I like Romeo and Juliet’s “Two households, both alike in dignity, In fair Verona, where we lay our scene, From ancient grudge break to new mutiny, Where civil blood makes civil hands unclean.” Not just because it’s one of the greatest story introductions ever, but because it contains an important clue that most modern adapters seem to forget : both alike in dignity. Everybody always wants to tell the story along racial or economic lines, putting a gigantic obstacle between the two young lovers and hitting the audience over the head with “Here’s why they can’t be together.” I don’t think by “ancient grudge” Shakespeare meant reparations for slavery. Who else has ideas?
Over the years I’ve seen many Shakespeare lists. Instead of linking to yet another one I thought it would be fun to combine several and come up with my own, the Shakespeare Geek Top 10. This is not my opinion, this is the mathematical analysis (according to my own algorithm :)) from a variety of places, some here and some elsewhere, that people have voted on a general “top 10” for Shakespeare’s plays.
How you define “best” is up to you and I fully expect that people use different scales all the time. That’s why I’m looking at it statistically – if most people pick Dream as the best play, then does it really matter why they think they picked it?
#10. The Tempest. Maybe it’s the fascination with “Shakespeare’s last play”, maybe the fairy tale, happy ending nature of the story (I know it’s the latter that gets my vote), but I’m happy to see one of my favorites just make the top 10. #9. Julius Caesar. I appreciate that this is one of the great tragedies that most of us will read in high school, but I was surprised at the showing it made. I don’t understand. If the Twilight lady announced that she was filming a new version of Julius Caesar I’d bet you can hear the crickets chirp.
#8. A Midsummer Night’s Dream. I know there are folks out there who will put Dream up against Hamlet as one of the best, and I have to concur. I’ve ranted at times that I get sick of seeing it, but really, as I called it the other week after seeing a production, it’s “pretty near perfect on the page.”
#7. Richard III. I’m not familiar enough with this one to have cast a vote on it. Tell me why you love it? Just the evilness of the title character, or something more?
#6. Henry V. Do we all love it because of the Crispin’s Day speech and the Muse of Fire, or is there more to it?
#5. Romeo and Juliet. Now we get into some of the more obvious ones, will there be any surprises in the top 5? Does Romeo and Juliet deserve a spot this high or is it just because we’re all so familiar with this high school favorite?
#4. Othello. I’ve seen many people speak of Othello as one of the great underrated tragedies, and I have to agree. When you really take the time to dig into it, it’s far better than the more shallow analysis might suggest.
#3. Macbeth.
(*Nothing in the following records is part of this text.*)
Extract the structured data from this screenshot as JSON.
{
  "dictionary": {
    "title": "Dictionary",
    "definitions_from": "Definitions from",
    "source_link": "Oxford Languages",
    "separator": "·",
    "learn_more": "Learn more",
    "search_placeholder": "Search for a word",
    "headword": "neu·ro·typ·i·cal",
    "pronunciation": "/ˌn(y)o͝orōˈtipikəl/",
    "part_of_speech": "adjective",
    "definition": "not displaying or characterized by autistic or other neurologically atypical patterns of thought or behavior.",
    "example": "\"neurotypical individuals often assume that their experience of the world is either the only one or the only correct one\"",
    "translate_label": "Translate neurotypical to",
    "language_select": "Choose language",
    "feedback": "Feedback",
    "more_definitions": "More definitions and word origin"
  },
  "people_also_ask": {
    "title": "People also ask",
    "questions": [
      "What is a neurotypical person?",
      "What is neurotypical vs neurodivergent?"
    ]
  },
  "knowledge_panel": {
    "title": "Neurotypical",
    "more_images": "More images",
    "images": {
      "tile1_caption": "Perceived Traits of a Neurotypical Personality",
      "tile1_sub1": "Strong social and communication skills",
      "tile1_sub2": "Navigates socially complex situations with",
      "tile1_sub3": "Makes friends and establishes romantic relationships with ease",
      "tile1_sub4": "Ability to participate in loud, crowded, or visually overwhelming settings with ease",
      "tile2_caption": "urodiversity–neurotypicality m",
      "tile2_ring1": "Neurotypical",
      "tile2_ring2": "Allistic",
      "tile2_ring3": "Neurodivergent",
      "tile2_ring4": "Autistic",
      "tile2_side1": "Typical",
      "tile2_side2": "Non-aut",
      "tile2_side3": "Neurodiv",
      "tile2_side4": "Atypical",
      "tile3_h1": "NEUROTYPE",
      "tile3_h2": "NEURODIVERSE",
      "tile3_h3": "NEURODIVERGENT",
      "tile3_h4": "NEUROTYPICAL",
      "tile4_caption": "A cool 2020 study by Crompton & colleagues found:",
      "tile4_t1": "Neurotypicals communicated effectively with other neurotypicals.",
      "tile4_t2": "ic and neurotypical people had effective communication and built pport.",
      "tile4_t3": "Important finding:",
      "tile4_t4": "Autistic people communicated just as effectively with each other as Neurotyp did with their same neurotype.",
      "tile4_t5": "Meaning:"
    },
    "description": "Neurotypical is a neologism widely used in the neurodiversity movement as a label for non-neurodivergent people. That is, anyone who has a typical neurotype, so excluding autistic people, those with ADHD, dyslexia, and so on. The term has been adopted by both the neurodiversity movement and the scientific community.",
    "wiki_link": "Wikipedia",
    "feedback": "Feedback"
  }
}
Glad to see the Scottish play fare so well, it’s one of my top choices.
…and the big question *still* not answered:
#1 King Lear and Hamlet
We have a statistical tie for the #1 spot with Hamlet and King Lear both getting the exact same score! (That just means I need more data, hint hint hint.)
Disclaimer : Only 7 of my top 10 made the final list, so I’m not skewing the results to my own personal choices.
I can’t say there are many surprises. If I pulled it out to a top 15 we’d start to see some of the popular comedies, As You Like It, Much Ado About Nothing, Twelfth Night … but at some point I run out of numbers to make a meaningful argument, too.
Disagree? Make your own top 10 and post it in the comments! I’d love to keep my statistics up to date and have a true and accurate top 10 list, as defined by the audience of Shakespeare geeks as a whole and not just one person’s personal opinion. I may have even added you already, if you’ve made a list. Who knows? 🙂